EDINBURGH | GLASGOW | ABERDEEN | INVERNESS | DUNDEE | PERTH

Lord Arthur Savile’s Crime


Preview

Oscar Wilde comes back to the King’s with his dodge clairvoyant, but what is it about creepy, fantastical stories we’re loving right now? (King’s Theatre, 22nd-27th Feb)

Image of Lord Arthur Savile’s Crime
Oscar Wilde comes back to the King's with his dodge clairvoyant, but what is it about creepy, fantastical stories we're loving right now? (King's Theatre, 22nd-27th Feb)

The King’s Theatre are never far away from a good old Oscar Wilde romp; a jab at upper-class morality in the safety of the bourgeoisie theatre.  But there seems to be something more sinister bending our choices this season, with Paranormal Activity breaking box office records, and Woman in Black hitting the stages and now this Wildeian fate-play coming too, it seems that our desire to get creeped out, immersed and told to believe in something greater than ourselves, is reaching new heights.

There’s an unadulterated desire to escape right now

Lord Arthur Savile’s Crime is one of Oscar Wilde’s lesser performed pieces, about a deliriously happy, up standing citizen of Victorian society, the titular Lord Arthur (Lee Mead) who somehow lands himself in the hands of Podgers, the clairvoyant. Podgers reveals that Arthur is destined to commit a murder and it’s up to him to commit it before his marriage to protect his future wife.

So, from Wilde pro Bill Kenwright with the regulars on stage (Kate O’Mara) and newbie Mead taking the title role fresh from winning Any Dream Will Do, it’s clear that this will be a high-quality production all round, bleeding relevance as Arthur searches for the right person to sacrifice so he can live out his upper-class dreams. Bringing the injustices of the world into a microcosm and showing people who believe in destiny and shape their lives according to the whims of others, no matter what the outcome for the rest of the world, is a disturbingly contemporary theme. Whether it’s because we’ve been numbed by images of death and destruction with tepid media overviews (number one cause of ‘Oh dearism’), or because in order to not shoot the TV when another RBS ass-licking advert comes on, there’s an unadulterated desire to escape right now and what we’re seeing on our stages and screens reflects that. We want to believe there’s something else out there so we can trust that the banking crisis, the war in Iraq, the injustices all over the world, are not our fault, perhaps any dream will do…

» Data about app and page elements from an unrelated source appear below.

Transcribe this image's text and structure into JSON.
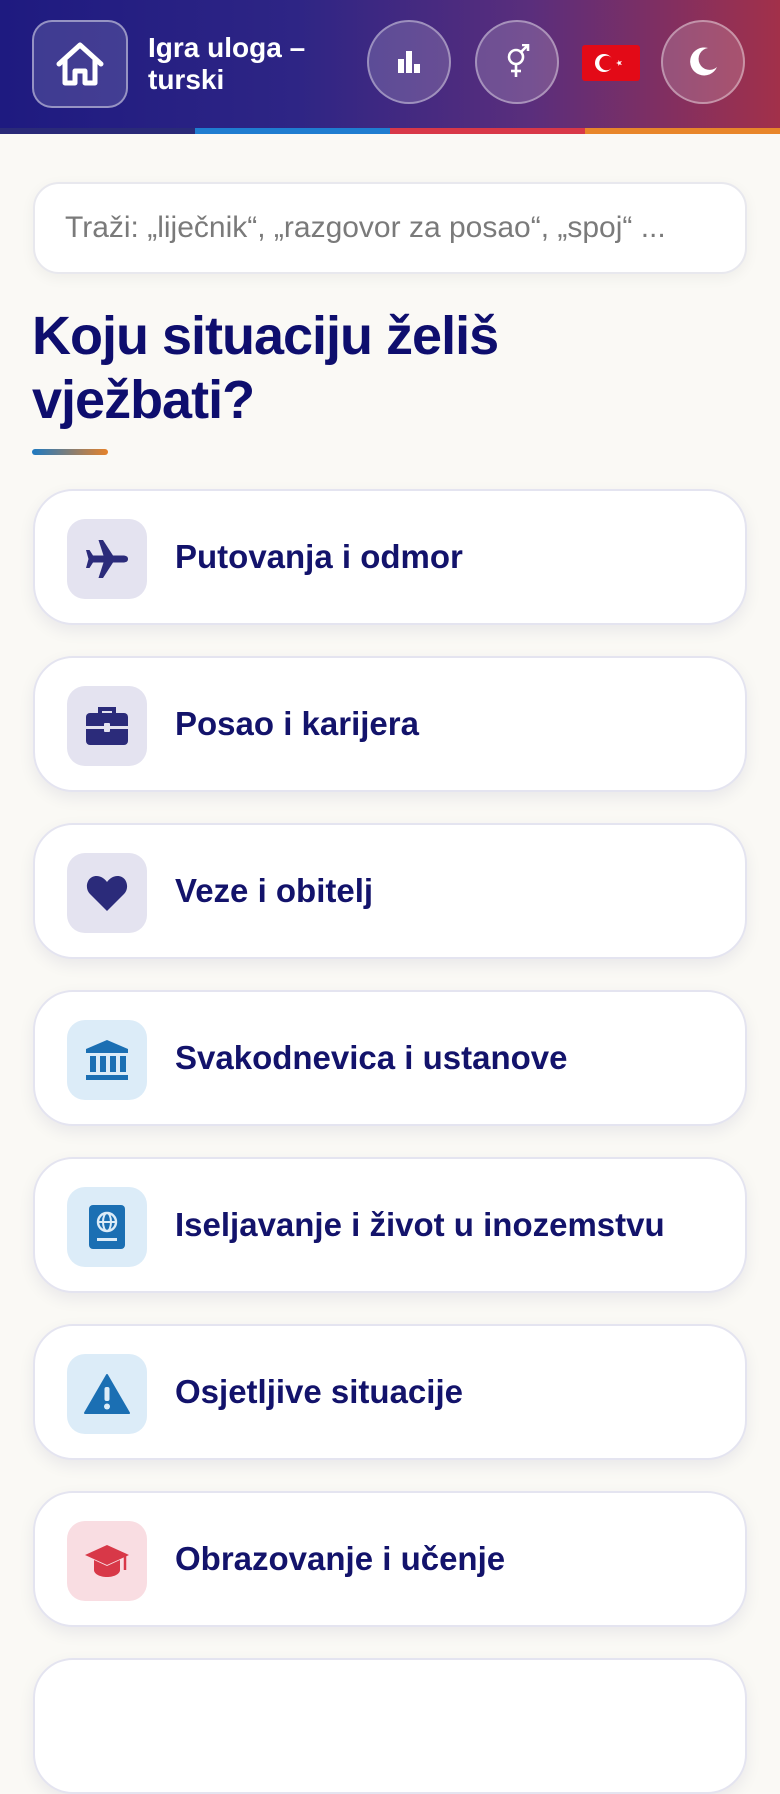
{
  "header": {
    "title": "Igra uloga – turski",
    "icons": [
      "home-icon",
      "stats-icon",
      "gender-icon",
      "turkey-flag-icon",
      "moon-icon"
    ],
    "stripe_colors": [
      "#2a2a78",
      "#1f7dd0",
      "#d83848",
      "#e8862a"
    ]
  },
  "search": {
    "placeholder": "Traži: „liječnik“, „razgovor za posao“, „spoj“ ..."
  },
  "main": {
    "heading": "Koju situaciju želiš vježbati?"
  },
  "categories": [
    {
      "label": "Putovanja i odmor",
      "icon": "airplane-icon",
      "icon_bg": "#e4e3f0",
      "icon_color": "#2b2b7a"
    },
    {
      "label": "Posao i karijera",
      "icon": "briefcase-icon",
      "icon_bg": "#e4e3f0",
      "icon_color": "#2b2b7a"
    },
    {
      "label": "Veze i obitelj",
      "icon": "heart-icon",
      "icon_bg": "#e4e3f0",
      "icon_color": "#2b2b7a"
    },
    {
      "label": "Svakodnevica i ustanove",
      "icon": "bank-icon",
      "icon_bg": "#dcecf8",
      "icon_color": "#1b6fb3"
    },
    {
      "label": "Iseljavanje i život u inozemstvu",
      "icon": "passport-icon",
      "icon_bg": "#dcecf8",
      "icon_color": "#1b6fb3"
    },
    {
      "label": "Osjetljive situacije",
      "icon": "warning-icon",
      "icon_bg": "#dcecf8",
      "icon_color": "#1b6fb3"
    },
    {
      "label": "Obrazovanje i učenje",
      "icon": "graduation-cap-icon",
      "icon_bg": "#f9dde2",
      "icon_color": "#d83848"
    }
  ]
}
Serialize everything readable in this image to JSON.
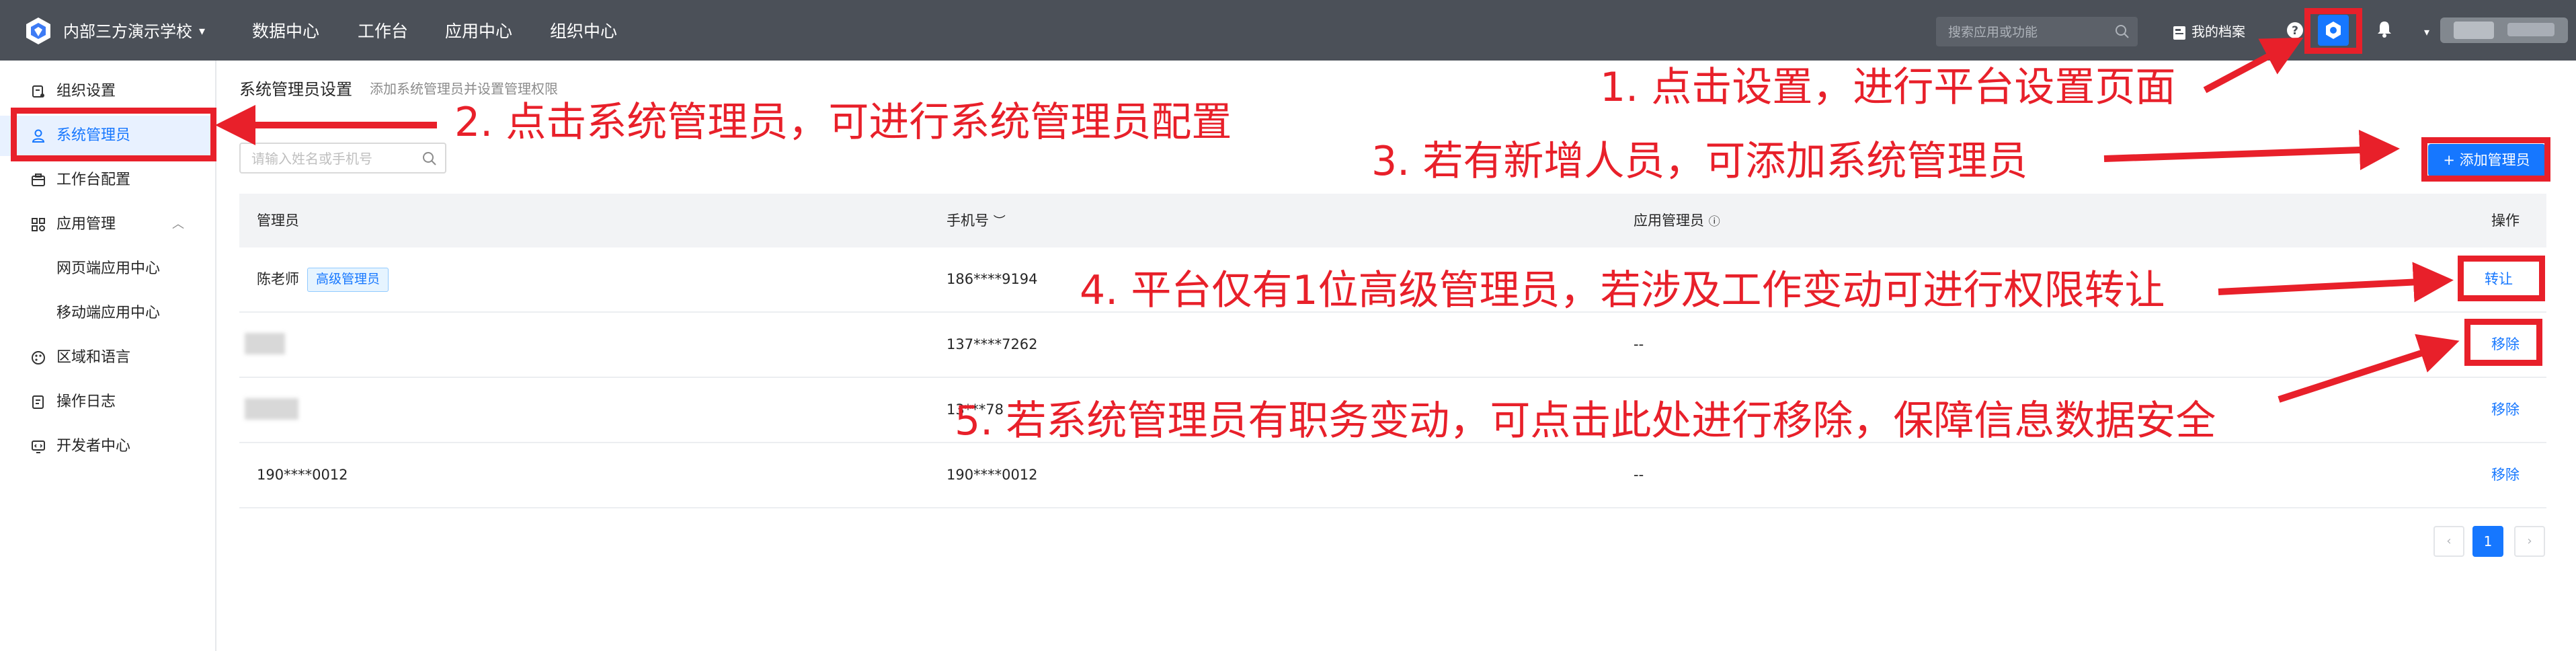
{
  "topbar": {
    "org_name": "内部三方演示学校",
    "nav": [
      "数据中心",
      "工作台",
      "应用中心",
      "组织中心"
    ],
    "search_placeholder": "搜索应用或功能",
    "profile_label": "我的档案",
    "accent": "#1677ff"
  },
  "sidebar": {
    "items": [
      {
        "label": "组织设置",
        "icon": "org-settings-icon"
      },
      {
        "label": "系统管理员",
        "icon": "admin-user-icon",
        "active": true
      },
      {
        "label": "工作台配置",
        "icon": "workbench-icon"
      },
      {
        "label": "应用管理",
        "icon": "apps-grid-icon",
        "expanded": true
      },
      {
        "label": "网页端应用中心",
        "sub": true
      },
      {
        "label": "移动端应用中心",
        "sub": true
      },
      {
        "label": "区域和语言",
        "icon": "globe-palette-icon"
      },
      {
        "label": "操作日志",
        "icon": "log-icon"
      },
      {
        "label": "开发者中心",
        "icon": "developer-icon"
      }
    ]
  },
  "main": {
    "title": "系统管理员设置",
    "subtitle": "添加系统管理员并设置管理权限",
    "filter_placeholder": "请输入姓名或手机号",
    "add_button": "+ 添加管理员",
    "table": {
      "headers": [
        "管理员",
        "手机号",
        "应用管理员",
        "操作"
      ],
      "rows": [
        {
          "name": "陈老师",
          "tag": "高级管理员",
          "phone": "186****9194",
          "app_admin": "",
          "action": "转让"
        },
        {
          "name": "",
          "phone": "137****7262",
          "app_admin": "--",
          "action": "移除"
        },
        {
          "name": "",
          "phone": "13***78",
          "app_admin": "",
          "action": "移除"
        },
        {
          "name": "190****0012",
          "phone": "190****0012",
          "app_admin": "--",
          "action": "移除"
        }
      ]
    },
    "pagination": {
      "current": "1"
    }
  },
  "annotations": [
    "1. 点击设置，进行平台设置页面",
    "2. 点击系统管理员，可进行系统管理员配置",
    "3. 若有新增人员，可添加系统管理员",
    "4. 平台仅有1位高级管理员，若涉及工作变动可进行权限转让",
    "5. 若系统管理员有职务变动，可点击此处进行移除，保障信息数据安全"
  ],
  "annotation_color": "#e8202a"
}
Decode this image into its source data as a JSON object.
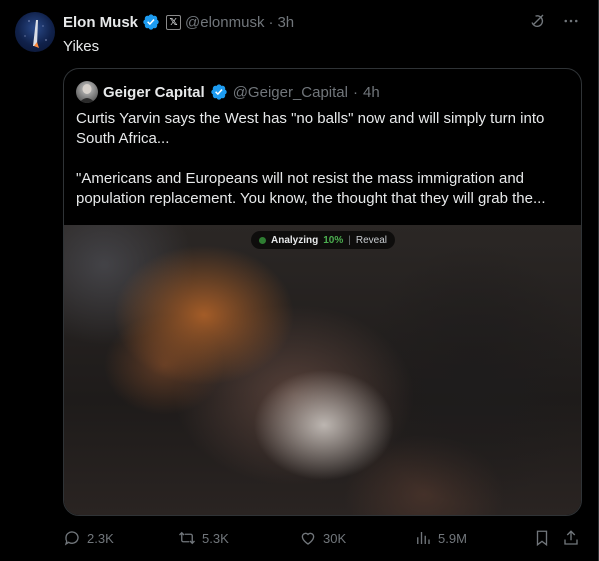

King’s Theatre Edinburgh

Mon 22 – Sat 27 Feb

Box Office: 0131 529 6000